**Task brief:** For the word "maintenance", copy every line of the material that includes it.

__________

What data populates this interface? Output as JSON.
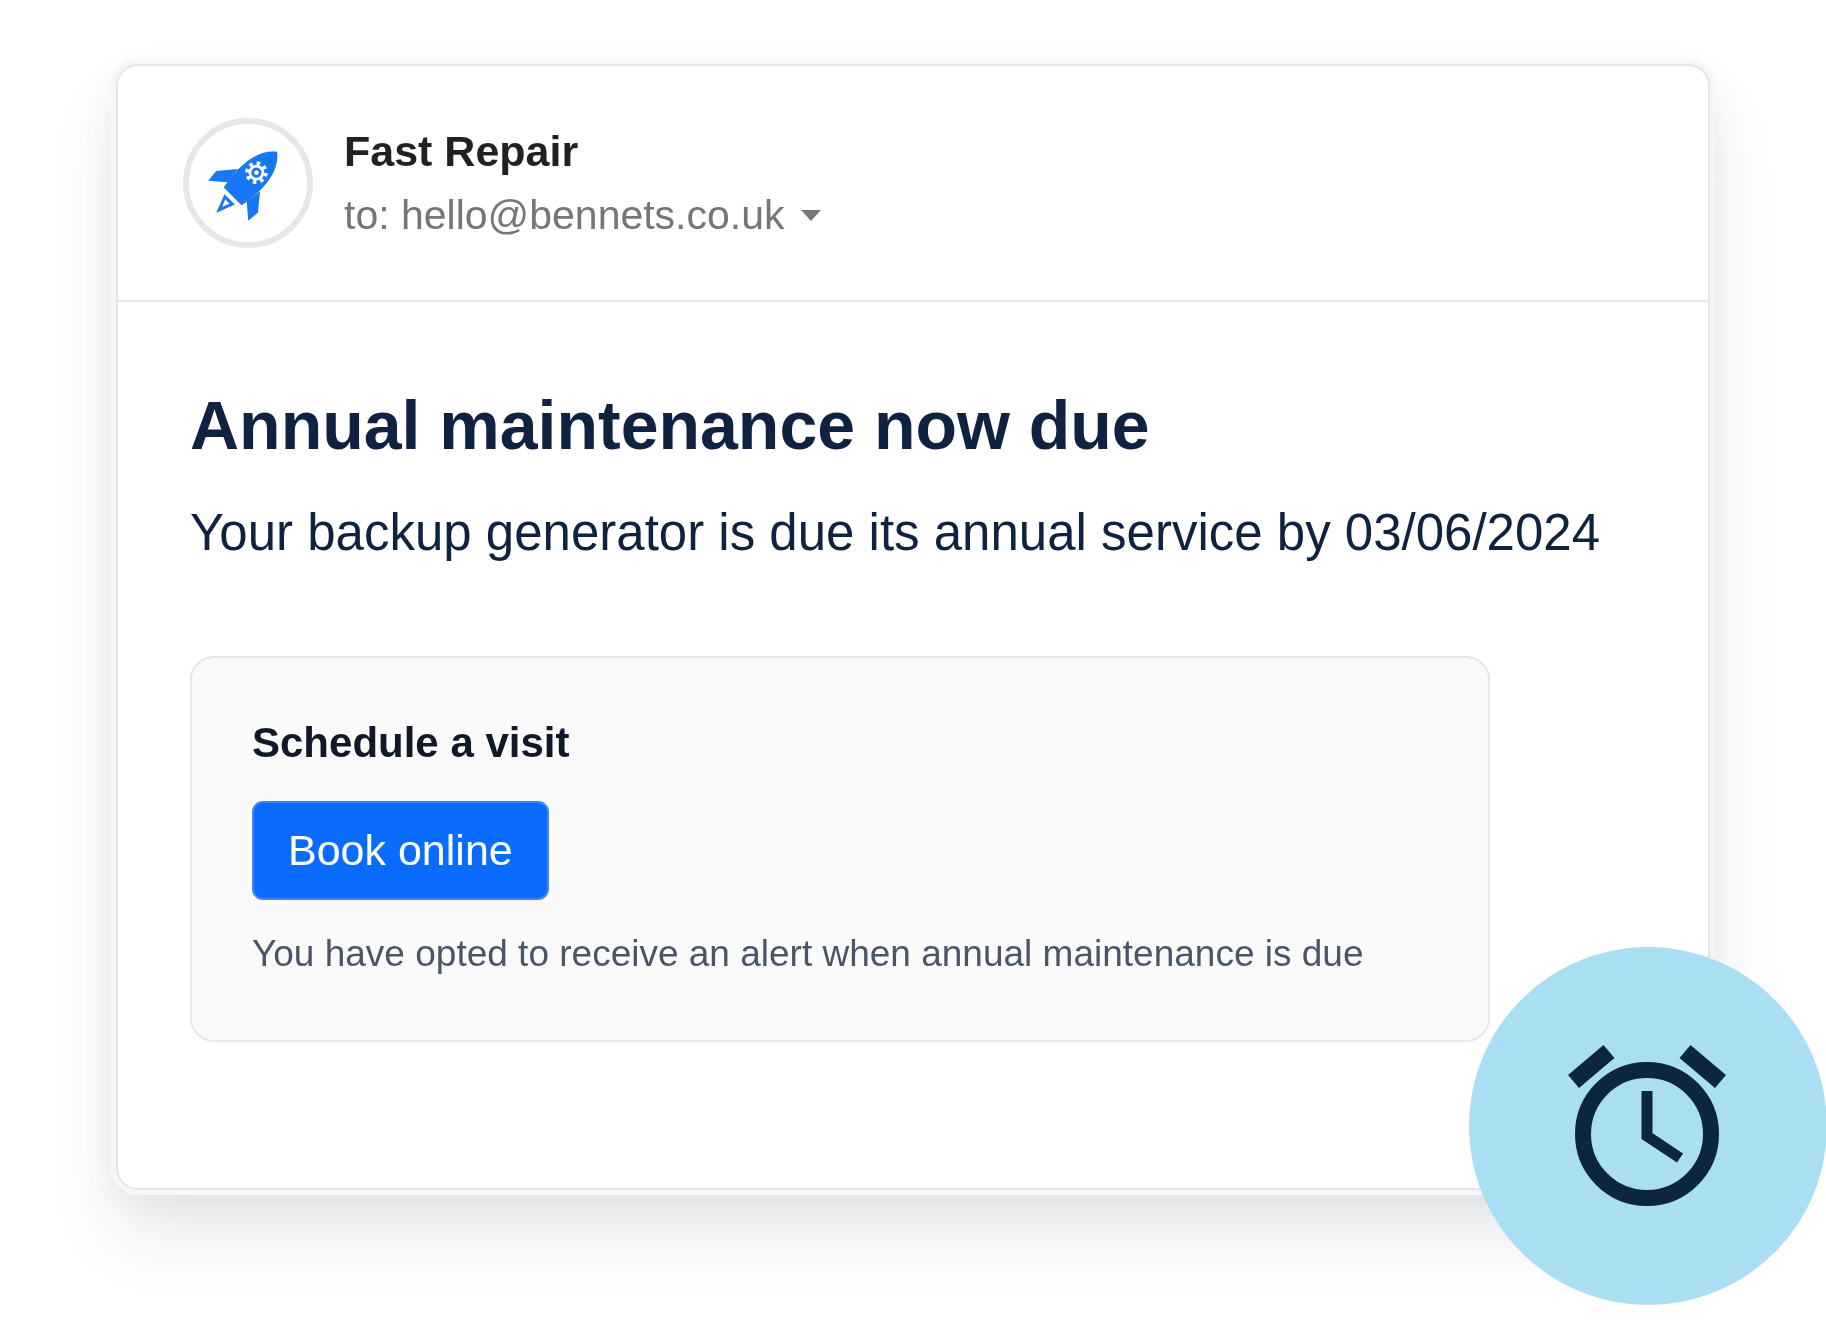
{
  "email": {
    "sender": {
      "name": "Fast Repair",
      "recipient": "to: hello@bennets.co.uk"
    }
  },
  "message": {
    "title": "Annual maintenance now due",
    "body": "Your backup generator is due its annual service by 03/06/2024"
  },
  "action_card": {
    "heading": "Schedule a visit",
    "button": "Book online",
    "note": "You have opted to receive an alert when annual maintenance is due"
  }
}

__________

**Output:**
    "title": "Annual maintenance now due",
    "note": "You have opted to receive an alert when annual maintenance is due"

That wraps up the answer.